_EXERCISE INSTRUCTIONS_:
Give back all of the data unchanged. Keep every word as it is.

_EXTRACTED INFORMATION_:
+ + + + + + +

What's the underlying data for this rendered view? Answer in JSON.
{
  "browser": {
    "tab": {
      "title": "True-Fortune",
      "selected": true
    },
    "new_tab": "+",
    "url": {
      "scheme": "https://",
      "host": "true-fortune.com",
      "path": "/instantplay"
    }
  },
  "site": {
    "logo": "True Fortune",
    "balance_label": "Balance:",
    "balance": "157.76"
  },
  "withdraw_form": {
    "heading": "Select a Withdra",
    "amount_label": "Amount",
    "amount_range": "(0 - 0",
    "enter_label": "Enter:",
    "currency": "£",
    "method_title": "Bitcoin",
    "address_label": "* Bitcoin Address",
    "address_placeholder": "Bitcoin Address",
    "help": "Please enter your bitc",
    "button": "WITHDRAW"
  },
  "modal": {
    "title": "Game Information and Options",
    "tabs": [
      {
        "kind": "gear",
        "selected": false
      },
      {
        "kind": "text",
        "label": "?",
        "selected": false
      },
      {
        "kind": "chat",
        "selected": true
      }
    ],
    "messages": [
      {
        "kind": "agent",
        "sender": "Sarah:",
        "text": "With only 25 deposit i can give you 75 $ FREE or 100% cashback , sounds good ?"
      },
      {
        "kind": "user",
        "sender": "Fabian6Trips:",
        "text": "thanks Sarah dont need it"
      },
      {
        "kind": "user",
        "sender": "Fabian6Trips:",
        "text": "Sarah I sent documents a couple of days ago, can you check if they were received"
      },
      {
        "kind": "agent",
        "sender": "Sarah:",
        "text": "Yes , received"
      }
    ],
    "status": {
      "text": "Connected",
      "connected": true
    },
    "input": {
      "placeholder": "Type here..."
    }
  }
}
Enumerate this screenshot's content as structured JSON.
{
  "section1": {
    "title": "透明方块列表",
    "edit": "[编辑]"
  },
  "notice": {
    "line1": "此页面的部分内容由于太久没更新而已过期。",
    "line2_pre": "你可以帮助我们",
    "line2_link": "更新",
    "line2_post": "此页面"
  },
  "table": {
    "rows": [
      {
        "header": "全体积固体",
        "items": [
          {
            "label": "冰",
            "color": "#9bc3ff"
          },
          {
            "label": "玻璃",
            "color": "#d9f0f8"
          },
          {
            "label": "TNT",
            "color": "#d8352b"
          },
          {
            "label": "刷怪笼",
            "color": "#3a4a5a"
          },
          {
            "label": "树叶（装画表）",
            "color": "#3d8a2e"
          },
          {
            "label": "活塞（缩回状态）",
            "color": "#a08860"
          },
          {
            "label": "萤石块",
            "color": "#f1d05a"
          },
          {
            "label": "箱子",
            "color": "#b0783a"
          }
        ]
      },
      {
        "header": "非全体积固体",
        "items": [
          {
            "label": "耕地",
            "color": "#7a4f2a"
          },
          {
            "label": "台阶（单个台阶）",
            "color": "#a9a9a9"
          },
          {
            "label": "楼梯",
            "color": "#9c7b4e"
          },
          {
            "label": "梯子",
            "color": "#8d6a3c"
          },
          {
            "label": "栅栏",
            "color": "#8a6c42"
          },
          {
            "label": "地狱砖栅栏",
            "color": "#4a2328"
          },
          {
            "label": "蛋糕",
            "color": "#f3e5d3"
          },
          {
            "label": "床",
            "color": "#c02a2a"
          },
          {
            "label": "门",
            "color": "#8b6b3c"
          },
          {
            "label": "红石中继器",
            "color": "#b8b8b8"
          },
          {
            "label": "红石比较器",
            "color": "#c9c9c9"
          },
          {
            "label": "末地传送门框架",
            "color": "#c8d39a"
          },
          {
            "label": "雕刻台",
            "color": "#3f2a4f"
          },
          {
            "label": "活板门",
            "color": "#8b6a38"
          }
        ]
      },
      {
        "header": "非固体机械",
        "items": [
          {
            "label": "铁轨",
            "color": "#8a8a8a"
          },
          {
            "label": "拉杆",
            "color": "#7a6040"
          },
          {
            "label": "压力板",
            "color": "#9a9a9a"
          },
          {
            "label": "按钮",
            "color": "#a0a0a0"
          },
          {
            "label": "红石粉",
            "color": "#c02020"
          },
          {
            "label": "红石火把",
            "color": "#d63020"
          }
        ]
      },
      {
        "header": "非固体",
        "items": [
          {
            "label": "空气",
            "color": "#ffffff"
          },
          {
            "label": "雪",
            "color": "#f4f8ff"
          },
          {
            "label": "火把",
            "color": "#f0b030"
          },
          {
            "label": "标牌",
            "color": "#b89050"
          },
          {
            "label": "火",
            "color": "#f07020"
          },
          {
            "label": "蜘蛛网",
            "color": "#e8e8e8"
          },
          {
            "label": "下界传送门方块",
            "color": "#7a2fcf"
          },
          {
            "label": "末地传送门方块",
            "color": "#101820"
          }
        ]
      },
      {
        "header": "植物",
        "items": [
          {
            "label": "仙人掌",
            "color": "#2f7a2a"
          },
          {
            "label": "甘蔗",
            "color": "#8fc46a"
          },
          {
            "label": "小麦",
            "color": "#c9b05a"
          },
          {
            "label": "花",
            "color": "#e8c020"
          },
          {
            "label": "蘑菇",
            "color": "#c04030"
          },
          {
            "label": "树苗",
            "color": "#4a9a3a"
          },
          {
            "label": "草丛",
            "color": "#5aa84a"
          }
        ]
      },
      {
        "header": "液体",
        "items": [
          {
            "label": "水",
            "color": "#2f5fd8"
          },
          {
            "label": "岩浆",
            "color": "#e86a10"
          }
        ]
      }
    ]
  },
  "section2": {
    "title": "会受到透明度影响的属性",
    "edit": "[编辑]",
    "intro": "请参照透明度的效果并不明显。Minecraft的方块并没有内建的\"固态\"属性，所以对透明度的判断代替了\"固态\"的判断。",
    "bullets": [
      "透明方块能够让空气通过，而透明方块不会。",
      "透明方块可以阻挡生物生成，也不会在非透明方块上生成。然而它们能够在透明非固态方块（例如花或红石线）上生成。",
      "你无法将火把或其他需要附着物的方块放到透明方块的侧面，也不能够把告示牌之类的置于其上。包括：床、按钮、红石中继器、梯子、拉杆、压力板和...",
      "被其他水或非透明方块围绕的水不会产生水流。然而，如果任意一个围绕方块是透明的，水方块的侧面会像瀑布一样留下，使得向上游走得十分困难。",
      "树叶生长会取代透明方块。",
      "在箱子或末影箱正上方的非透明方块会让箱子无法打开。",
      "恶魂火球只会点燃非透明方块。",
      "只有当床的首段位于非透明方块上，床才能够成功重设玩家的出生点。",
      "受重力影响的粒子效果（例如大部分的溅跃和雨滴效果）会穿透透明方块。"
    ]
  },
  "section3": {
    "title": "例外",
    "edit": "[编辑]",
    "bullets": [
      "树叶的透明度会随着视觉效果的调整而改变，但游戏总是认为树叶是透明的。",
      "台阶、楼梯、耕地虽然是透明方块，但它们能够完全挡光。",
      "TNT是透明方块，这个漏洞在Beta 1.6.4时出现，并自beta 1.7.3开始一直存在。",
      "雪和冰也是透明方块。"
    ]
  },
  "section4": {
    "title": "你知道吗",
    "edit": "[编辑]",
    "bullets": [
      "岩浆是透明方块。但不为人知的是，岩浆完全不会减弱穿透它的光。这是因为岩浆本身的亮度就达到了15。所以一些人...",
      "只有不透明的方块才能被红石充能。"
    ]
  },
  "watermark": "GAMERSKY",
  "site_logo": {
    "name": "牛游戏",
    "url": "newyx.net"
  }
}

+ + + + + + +

_RESPONSE TO THE TASK_:
What's the underlying data for this rendered view? Answer in JSON.
{
  "browser": {
    "tab": {
      "title": "True-Fortune",
      "selected": true
    },
    "new_tab": "+",
    "url": {
      "scheme": "https://",
      "host": "true-fortune.com",
      "path": "/instantplay"
    }
  },
  "site": {
    "logo": "True Fortune",
    "balance_label": "Balance:",
    "balance": "157.76"
  },
  "withdraw_form": {
    "heading": "Select a Withdra",
    "amount_label": "Amount",
    "amount_range": "(0 - 0",
    "enter_label": "Enter:",
    "currency": "£",
    "method_title": "Bitcoin",
    "address_label": "* Bitcoin Address",
    "address_placeholder": "Bitcoin Address",
    "help": "Please enter your bitc",
    "button": "WITHDRAW"
  },
  "modal": {
    "title": "Game Information and Options",
    "tabs": [
      {
        "kind": "gear",
        "selected": false
      },
      {
        "kind": "text",
        "label": "?",
        "selected": false
      },
      {
        "kind": "chat",
        "selected": true
      }
    ],
    "messages": [
      {
        "kind": "agent",
        "sender": "Sarah:",
        "text": "With only 25 deposit i can give you 75 $ FREE or 100% cashback , sounds good ?"
      },
      {
        "kind": "user",
        "sender": "Fabian6Trips:",
        "text": "thanks Sarah dont need it"
      },
      {
        "kind": "user",
        "sender": "Fabian6Trips:",
        "text": "Sarah I sent documents a couple of days ago, can you check if they were received"
      },
      {
        "kind": "agent",
        "sender": "Sarah:",
        "text": "Yes , received"
      }
    ],
    "status": {
      "text": "Connected",
      "connected": true
    },
    "input": {
      "placeholder": "Type here..."
    }
  }
}
Enumerate this screenshot's content as structured JSON.
{
  "section1": {
    "title": "透明方块列表",
    "edit": "[编辑]"
  },
  "notice": {
    "line1": "此页面的部分内容由于太久没更新而已过期。",
    "line2_pre": "你可以帮助我们",
    "line2_link": "更新",
    "line2_post": "此页面"
  },
  "table": {
    "rows": [
      {
        "header": "全体积固体",
        "items": [
          {
            "label": "冰",
            "color": "#9bc3ff"
          },
          {
            "label": "玻璃",
            "color": "#d9f0f8"
          },
          {
            "label": "TNT",
            "color": "#d8352b"
          },
          {
            "label": "刷怪笼",
            "color": "#3a4a5a"
          },
          {
            "label": "树叶（装画表）",
            "color": "#3d8a2e"
          },
          {
            "label": "活塞（缩回状态）",
            "color": "#a08860"
          },
          {
            "label": "萤石块",
            "color": "#f1d05a"
          },
          {
            "label": "箱子",
            "color": "#b0783a"
          }
        ]
      },
      {
        "header": "非全体积固体",
        "items": [
          {
            "label": "耕地",
            "color": "#7a4f2a"
          },
          {
            "label": "台阶（单个台阶）",
            "color": "#a9a9a9"
          },
          {
            "label": "楼梯",
            "color": "#9c7b4e"
          },
          {
            "label": "梯子",
            "color": "#8d6a3c"
          },
          {
            "label": "栅栏",
            "color": "#8a6c42"
          },
          {
            "label": "地狱砖栅栏",
            "color": "#4a2328"
          },
          {
            "label": "蛋糕",
            "color": "#f3e5d3"
          },
          {
            "label": "床",
            "color": "#c02a2a"
          },
          {
            "label": "门",
            "color": "#8b6b3c"
          },
          {
            "label": "红石中继器",
            "color": "#b8b8b8"
          },
          {
            "label": "红石比较器",
            "color": "#c9c9c9"
          },
          {
            "label": "末地传送门框架",
            "color": "#c8d39a"
          },
          {
            "label": "雕刻台",
            "color": "#3f2a4f"
          },
          {
            "label": "活板门",
            "color": "#8b6a38"
          }
        ]
      },
      {
        "header": "非固体机械",
        "items": [
          {
            "label": "铁轨",
            "color": "#8a8a8a"
          },
          {
            "label": "拉杆",
            "color": "#7a6040"
          },
          {
            "label": "压力板",
            "color": "#9a9a9a"
          },
          {
            "label": "按钮",
            "color": "#a0a0a0"
          },
          {
            "label": "红石粉",
            "color": "#c02020"
          },
          {
            "label": "红石火把",
            "color": "#d63020"
          }
        ]
      },
      {
        "header": "非固体",
        "items": [
          {
            "label": "空气",
            "color": "#ffffff"
          },
          {
            "label": "雪",
            "color": "#f4f8ff"
          },
          {
            "label": "火把",
            "color": "#f0b030"
          },
          {
            "label": "标牌",
            "color": "#b89050"
          },
          {
            "label": "火",
            "color": "#f07020"
          },
          {
            "label": "蜘蛛网",
            "color": "#e8e8e8"
          },
          {
            "label": "下界传送门方块",
            "color": "#7a2fcf"
          },
          {
            "label": "末地传送门方块",
            "color": "#101820"
          }
        ]
      },
      {
        "header": "植物",
        "items": [
          {
            "label": "仙人掌",
            "color": "#2f7a2a"
          },
          {
            "label": "甘蔗",
            "color": "#8fc46a"
          },
          {
            "label": "小麦",
            "color": "#c9b05a"
          },
          {
            "label": "花",
            "color": "#e8c020"
          },
          {
            "label": "蘑菇",
            "color": "#c04030"
          },
          {
            "label": "树苗",
            "color": "#4a9a3a"
          },
          {
            "label": "草丛",
            "color": "#5aa84a"
          }
        ]
      },
      {
        "header": "液体",
        "items": [
          {
            "label": "水",
            "color": "#2f5fd8"
          },
          {
            "label": "岩浆",
            "color": "#e86a10"
          }
        ]
      }
    ]
  },
  "section2": {
    "title": "会受到透明度影响的属性",
    "edit": "[编辑]",
    "intro": "请参照透明度的效果并不明显。Minecraft的方块并没有内建的\"固态\"属性，所以对透明度的判断代替了\"固态\"的判断。",
    "bullets": [
      "透明方块能够让空气通过，而透明方块不会。",
      "透明方块可以阻挡生物生成，也不会在非透明方块上生成。然而它们能够在透明非固态方块（例如花或红石线）上生成。",
      "你无法将火把或其他需要附着物的方块放到透明方块的侧面，也不能够把告示牌之类的置于其上。包括：床、按钮、红石中继器、梯子、拉杆、压力板和...",
      "被其他水或非透明方块围绕的水不会产生水流。然而，如果任意一个围绕方块是透明的，水方块的侧面会像瀑布一样留下，使得向上游走得十分困难。",
      "树叶生长会取代透明方块。",
      "在箱子或末影箱正上方的非透明方块会让箱子无法打开。",
      "恶魂火球只会点燃非透明方块。",
      "只有当床的首段位于非透明方块上，床才能够成功重设玩家的出生点。",
      "受重力影响的粒子效果（例如大部分的溅跃和雨滴效果）会穿透透明方块。"
    ]
  },
  "section3": {
    "title": "例外",
    "edit": "[编辑]",
    "bullets": [
      "树叶的透明度会随着视觉效果的调整而改变，但游戏总是认为树叶是透明的。",
      "台阶、楼梯、耕地虽然是透明方块，但它们能够完全挡光。",
      "TNT是透明方块，这个漏洞在Beta 1.6.4时出现，并自beta 1.7.3开始一直存在。",
      "雪和冰也是透明方块。"
    ]
  },
  "section4": {
    "title": "你知道吗",
    "edit": "[编辑]",
    "bullets": [
      "岩浆是透明方块。但不为人知的是，岩浆完全不会减弱穿透它的光。这是因为岩浆本身的亮度就达到了15。所以一些人...",
      "只有不透明的方块才能被红石充能。"
    ]
  },
  "watermark": "GAMERSKY",
  "site_logo": {
    "name": "牛游戏",
    "url": "newyx.net"
  }
}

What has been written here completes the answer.